Efficient Green Power - Tidal water energy generation

Tidal Energy Generation

Tidal energy is generated during the inflow and outflow of the tide. The two main principles for generating energy are tides moving in the vertical direction, and tidal motion in the horizontal direction. To capture energy using the vertical method, a basin is filled during high tide, then released through a turbine upon low tide, utilizing the potential energy of the stored water. The horizontal method (tidal stream power) makes use of a tidal stream generator, similar to a wind turbine utilizing the kinetic energy from the dense water.

Tidal Stream Generators
A relatively new technology, generating tidal energy from currents in the same way that wind turbines. The density of water, 832 times greater than the density of air, means that a single generator can provide significant power at low water flow rates (compared to wind speed). Since the power varies depending on the density of medium and the cube of speed, it is easy to see that water speeds of nearly one tenth of the wind speed provide the same power the same size of the turbine system. Tidal movement must be at least 2 knots in order to take advantage of the energy potential. There are four dominant engineering approaches; horizontal and vertical axis turbines, oscillating devices, venturi effect generators. The horizontal axis mounted turbines which look similar to a traditional windmill operating underwater. Vertical axis mounted turbines are an improved helical design, rotating with the water, like a turnstile. Oscillating devices use aerofoil sections that do not rotate, but are instead pushed sideways. Venturi effect tidal generators can be mounted in the horizontal or vertical position and use a shroud to increase flow rate through a turbine. All of these tidal generators have been tested and used for actual production of electricity. These are the preferred methods of tidal electrical generation due to the low costs to develop and implement, and the small environmental impacts associated with hydro-electric generation.

Barrage Tidal Power Generation
Turbines are turned by water flows in and out of the estuary basin, bay, or river through the barrage wall to generate power. These systems are similar to a hydro dam that produces Static Head or pressure head (a height of water pressure). When the water level outside of the basin or lagoon changes relative to the water level inside, the turbines are able to produce power. The Barrage are usually created out of caissons, sluices, embankments, turbines, and ship locks. Sluices, turbines, and ship locks are housed in large concrete blocks called caissons. Basins not sealed by caissons are sealed by embankments.

Tidal power which use sluice gates utilize the flap gate, radial gate, vertical rising gate, and rising sector. Barrage systems usually have high civil infrastructure costs and extensive environmental issues associated with what is basically a dam being placed across a large ecosystem or estuary.

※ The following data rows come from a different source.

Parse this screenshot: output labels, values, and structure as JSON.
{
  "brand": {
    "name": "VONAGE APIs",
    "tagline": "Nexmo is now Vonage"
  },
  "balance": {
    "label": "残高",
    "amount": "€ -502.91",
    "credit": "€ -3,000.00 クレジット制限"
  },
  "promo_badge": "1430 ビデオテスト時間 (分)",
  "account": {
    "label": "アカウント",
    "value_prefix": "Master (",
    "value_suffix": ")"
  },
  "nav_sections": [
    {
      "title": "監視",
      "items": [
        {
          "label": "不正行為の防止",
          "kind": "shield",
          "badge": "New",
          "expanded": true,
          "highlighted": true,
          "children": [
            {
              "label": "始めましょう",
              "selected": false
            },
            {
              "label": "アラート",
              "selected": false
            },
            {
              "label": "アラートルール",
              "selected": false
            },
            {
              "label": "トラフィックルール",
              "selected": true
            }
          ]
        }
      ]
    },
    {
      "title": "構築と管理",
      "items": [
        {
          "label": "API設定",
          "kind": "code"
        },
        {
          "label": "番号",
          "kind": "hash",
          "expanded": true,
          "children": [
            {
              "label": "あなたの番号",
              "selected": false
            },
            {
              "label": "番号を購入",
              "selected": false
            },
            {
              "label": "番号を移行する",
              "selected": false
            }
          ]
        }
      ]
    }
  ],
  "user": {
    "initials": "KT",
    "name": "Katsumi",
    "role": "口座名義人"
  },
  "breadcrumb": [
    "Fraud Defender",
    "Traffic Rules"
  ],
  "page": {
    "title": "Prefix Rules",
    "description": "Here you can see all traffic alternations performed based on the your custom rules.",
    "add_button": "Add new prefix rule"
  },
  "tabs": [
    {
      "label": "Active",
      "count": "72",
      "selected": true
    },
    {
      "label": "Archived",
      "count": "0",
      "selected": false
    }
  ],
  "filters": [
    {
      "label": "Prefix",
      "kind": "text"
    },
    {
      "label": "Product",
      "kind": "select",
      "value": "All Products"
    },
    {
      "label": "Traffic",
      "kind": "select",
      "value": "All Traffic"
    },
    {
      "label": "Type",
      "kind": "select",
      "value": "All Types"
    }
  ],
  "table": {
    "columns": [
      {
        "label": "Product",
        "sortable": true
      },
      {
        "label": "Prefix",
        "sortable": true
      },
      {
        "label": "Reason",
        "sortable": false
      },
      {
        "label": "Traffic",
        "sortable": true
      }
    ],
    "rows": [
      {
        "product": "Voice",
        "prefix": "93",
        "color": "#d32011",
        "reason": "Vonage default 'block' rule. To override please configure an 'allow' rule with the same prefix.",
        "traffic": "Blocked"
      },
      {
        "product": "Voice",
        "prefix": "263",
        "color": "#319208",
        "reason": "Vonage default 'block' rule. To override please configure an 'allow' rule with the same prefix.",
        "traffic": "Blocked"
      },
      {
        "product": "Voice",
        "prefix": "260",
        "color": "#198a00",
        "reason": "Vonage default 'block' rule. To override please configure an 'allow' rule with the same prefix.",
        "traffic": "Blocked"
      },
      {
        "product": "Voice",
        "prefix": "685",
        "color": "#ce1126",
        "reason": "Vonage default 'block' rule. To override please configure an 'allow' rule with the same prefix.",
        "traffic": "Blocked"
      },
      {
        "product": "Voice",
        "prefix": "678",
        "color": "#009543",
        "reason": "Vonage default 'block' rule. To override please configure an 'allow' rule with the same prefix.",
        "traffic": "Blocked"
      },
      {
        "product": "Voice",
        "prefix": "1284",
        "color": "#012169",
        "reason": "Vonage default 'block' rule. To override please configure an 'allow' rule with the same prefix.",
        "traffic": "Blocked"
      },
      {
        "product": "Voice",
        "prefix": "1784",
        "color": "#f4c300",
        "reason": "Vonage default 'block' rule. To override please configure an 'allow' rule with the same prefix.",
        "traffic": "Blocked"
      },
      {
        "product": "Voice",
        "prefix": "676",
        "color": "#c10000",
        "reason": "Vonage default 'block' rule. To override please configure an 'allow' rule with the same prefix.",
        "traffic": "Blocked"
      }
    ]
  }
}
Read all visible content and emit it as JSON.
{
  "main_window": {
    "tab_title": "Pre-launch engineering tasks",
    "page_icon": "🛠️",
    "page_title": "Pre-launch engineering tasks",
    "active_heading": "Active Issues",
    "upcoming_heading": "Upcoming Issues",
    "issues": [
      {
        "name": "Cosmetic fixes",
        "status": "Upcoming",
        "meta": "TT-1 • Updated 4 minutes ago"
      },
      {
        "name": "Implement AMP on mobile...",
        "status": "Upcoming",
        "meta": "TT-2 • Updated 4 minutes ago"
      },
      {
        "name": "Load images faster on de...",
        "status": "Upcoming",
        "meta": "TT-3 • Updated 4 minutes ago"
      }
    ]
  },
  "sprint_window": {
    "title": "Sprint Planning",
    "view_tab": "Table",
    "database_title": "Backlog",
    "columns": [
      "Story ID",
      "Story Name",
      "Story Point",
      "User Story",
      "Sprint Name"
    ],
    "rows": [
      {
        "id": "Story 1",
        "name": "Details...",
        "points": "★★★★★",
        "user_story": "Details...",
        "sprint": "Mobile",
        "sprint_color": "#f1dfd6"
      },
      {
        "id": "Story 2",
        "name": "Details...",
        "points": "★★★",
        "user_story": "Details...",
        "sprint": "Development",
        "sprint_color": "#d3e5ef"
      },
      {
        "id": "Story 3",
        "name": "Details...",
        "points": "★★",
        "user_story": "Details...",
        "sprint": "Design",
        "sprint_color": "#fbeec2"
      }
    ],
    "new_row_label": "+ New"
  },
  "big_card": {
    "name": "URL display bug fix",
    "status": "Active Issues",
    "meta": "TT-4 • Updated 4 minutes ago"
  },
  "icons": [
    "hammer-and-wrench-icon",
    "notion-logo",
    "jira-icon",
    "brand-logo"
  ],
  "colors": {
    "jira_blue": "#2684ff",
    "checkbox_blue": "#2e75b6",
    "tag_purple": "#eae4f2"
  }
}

There are several types of barrage tidal power generation systems including: ebb generation, flood generation, pumping and a two-basin setup.

Ebb generation (outflow generation) is when the basin is filled through the sluices until high tide. Then the sluice gates are closed and pumping may be used to raise the level of water further. When sea level falls to create a sufficient water drop (head) across the barrage, the turbine gates are opened for turbine generation. Once the head is low, the sluices are opened, turbines disconnected and the basin is filled again. This cycle repeats twice a day during tidal flow. Pumping aids in power generation by raising the power output related to head. The energy to run the pumps in more than returned in the generation process.

Flood generation is the opposite (and less efficient) than ebb generation. The basin is filled through the turbines, during the flooding tide. Because of the difference between the sea side and the basin side of the barrage, the height differential reduces more quickly then in outflow generation, especially noticeable in rivers. Energy barrage's can be configured into a dual basin type, allowing for continuous power generation between the two. One basin is filled at high tide while the other basin is emptied at low tide with energy turbines placed between the two basins. This can be difficult to construct and cost prohibitive due to the the extra length of barrage.

Environmental impacts due to this type of tidal generation is caused not only during the construction and habitat disruption, but also during operation. Turbidity (the amount of matter in suspension in the water) decreases as a result of smaller volume of water being exchanged between the basin and the sea. This lets light from the Sun to penetrate the water further, improving conditions for the phytoplankton. The changes propagate up the food chain, causing a general change in the ecosystem. Fish may move through sluices safely, but when these are closed, fish will seek out turbines and attempt to swim through them. Also, some fish will be unable to escape the water speed near a turbine and will be sucked through. Even with the most fish-friendly turbine design, fish mortality per pass is relatively high (approximately 15%). No alternative passage technologies (fish lifts, fish ladders, etc.) have been effectively developed for tidal barrages, by being too expensive or too selective. Open-Center turbines reduce this problem allowing fish to pass through the open center of the turbine. Barrage's also may accumulate sediments because of the high volume of suspended particulates and turbidity, which reduces the effectiveness of the system, and can damage the estuarine ecosystem.

Very few tidal generators are in operation and tidal current technology is in its infancy. No commercial scale production facilities are in operation and no technology standard has emerged.

Tidal Stream Generator

SeaGen Marine Tidal Energy Generator

Copyright © 2015 EfficientGreenPower.com. All rights reserved.